**TASK TO CARRY OUT**
What is needed is an exact copy of every entry below, with the pictures left out.

■ ■ ■ ■

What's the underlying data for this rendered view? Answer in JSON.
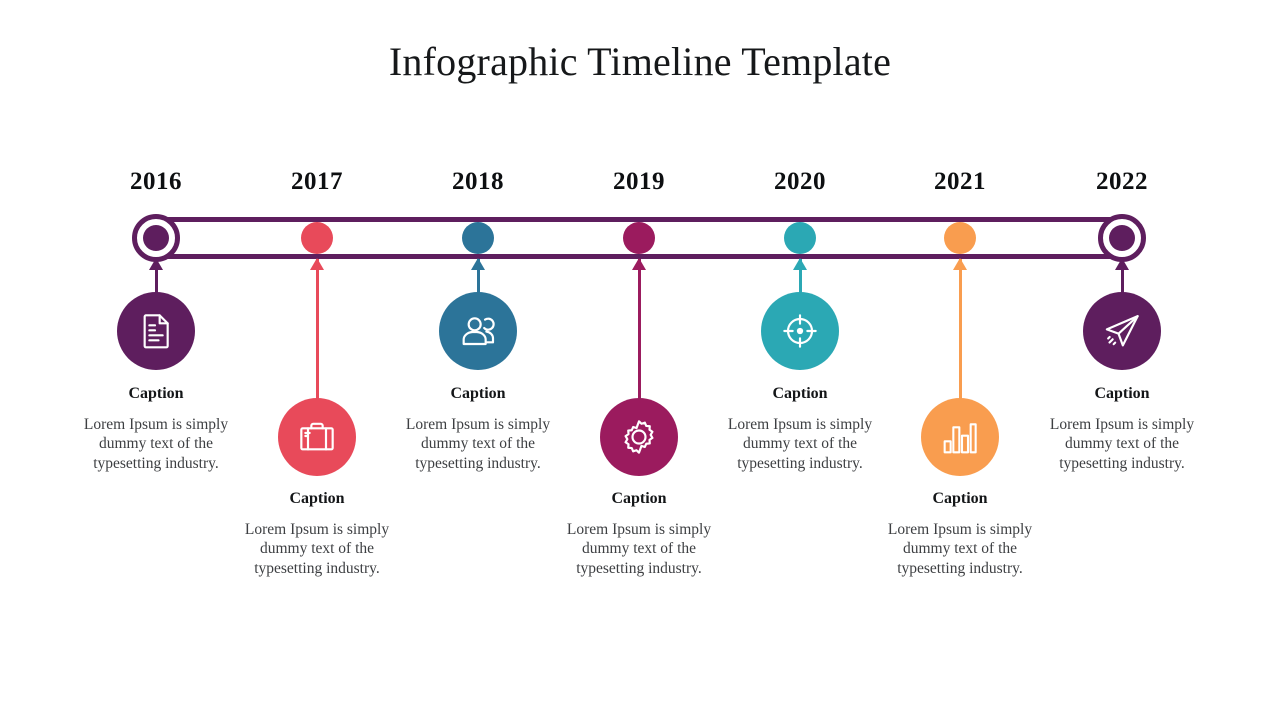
{
  "title": "Infographic Timeline Template",
  "theme": {
    "background": "#ffffff",
    "bar_color": "#5E1E5E",
    "title_color": "#16181a",
    "caption_title_color": "#141618",
    "caption_body_color": "#3d3f42"
  },
  "timeline": {
    "bar_shape": "rounded-rectangle-outline",
    "endpoint_marker": "ring-with-filled-center",
    "nodes": [
      {
        "year": "2016",
        "color": "#5E1E5E",
        "icon": "document-icon",
        "position": "above",
        "endpoint": true,
        "caption_title": "Caption",
        "caption_body": "Lorem Ipsum is simply dummy text of the typesetting industry."
      },
      {
        "year": "2017",
        "color": "#E84A5A",
        "icon": "briefcase-icon",
        "position": "below",
        "endpoint": false,
        "caption_title": "Caption",
        "caption_body": "Lorem Ipsum is simply dummy text of the typesetting industry."
      },
      {
        "year": "2018",
        "color": "#2C7499",
        "icon": "users-icon",
        "position": "above",
        "endpoint": false,
        "caption_title": "Caption",
        "caption_body": "Lorem Ipsum is simply dummy text of the typesetting industry."
      },
      {
        "year": "2019",
        "color": "#9B1B5E",
        "icon": "gear-icon",
        "position": "below",
        "endpoint": false,
        "caption_title": "Caption",
        "caption_body": "Lorem Ipsum is simply dummy text of the typesetting industry."
      },
      {
        "year": "2020",
        "color": "#2BA8B4",
        "icon": "target-icon",
        "position": "above",
        "endpoint": false,
        "caption_title": "Caption",
        "caption_body": "Lorem Ipsum is simply dummy text of the typesetting industry."
      },
      {
        "year": "2021",
        "color": "#F99D4F",
        "icon": "bar-chart-icon",
        "position": "below",
        "endpoint": false,
        "caption_title": "Caption",
        "caption_body": "Lorem Ipsum is simply dummy text of the typesetting industry."
      },
      {
        "year": "2022",
        "color": "#5E1E5E",
        "icon": "paper-plane-icon",
        "position": "above",
        "endpoint": true,
        "caption_title": "Caption",
        "caption_body": "Lorem Ipsum is simply dummy text of the typesetting industry."
      }
    ]
  }
}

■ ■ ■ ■

**YOUR SOLUTION**
What's the underlying data for this rendered view? Answer in JSON.
{
  "title": "Infographic Timeline Template",
  "theme": {
    "background": "#ffffff",
    "bar_color": "#5E1E5E",
    "title_color": "#16181a",
    "caption_title_color": "#141618",
    "caption_body_color": "#3d3f42"
  },
  "timeline": {
    "bar_shape": "rounded-rectangle-outline",
    "endpoint_marker": "ring-with-filled-center",
    "nodes": [
      {
        "year": "2016",
        "color": "#5E1E5E",
        "icon": "document-icon",
        "position": "above",
        "endpoint": true,
        "caption_title": "Caption",
        "caption_body": "Lorem Ipsum is simply dummy text of the typesetting industry."
      },
      {
        "year": "2017",
        "color": "#E84A5A",
        "icon": "briefcase-icon",
        "position": "below",
        "endpoint": false,
        "caption_title": "Caption",
        "caption_body": "Lorem Ipsum is simply dummy text of the typesetting industry."
      },
      {
        "year": "2018",
        "color": "#2C7499",
        "icon": "users-icon",
        "position": "above",
        "endpoint": false,
        "caption_title": "Caption",
        "caption_body": "Lorem Ipsum is simply dummy text of the typesetting industry."
      },
      {
        "year": "2019",
        "color": "#9B1B5E",
        "icon": "gear-icon",
        "position": "below",
        "endpoint": false,
        "caption_title": "Caption",
        "caption_body": "Lorem Ipsum is simply dummy text of the typesetting industry."
      },
      {
        "year": "2020",
        "color": "#2BA8B4",
        "icon": "target-icon",
        "position": "above",
        "endpoint": false,
        "caption_title": "Caption",
        "caption_body": "Lorem Ipsum is simply dummy text of the typesetting industry."
      },
      {
        "year": "2021",
        "color": "#F99D4F",
        "icon": "bar-chart-icon",
        "position": "below",
        "endpoint": false,
        "caption_title": "Caption",
        "caption_body": "Lorem Ipsum is simply dummy text of the typesetting industry."
      },
      {
        "year": "2022",
        "color": "#5E1E5E",
        "icon": "paper-plane-icon",
        "position": "above",
        "endpoint": true,
        "caption_title": "Caption",
        "caption_body": "Lorem Ipsum is simply dummy text of the typesetting industry."
      }
    ]
  }
}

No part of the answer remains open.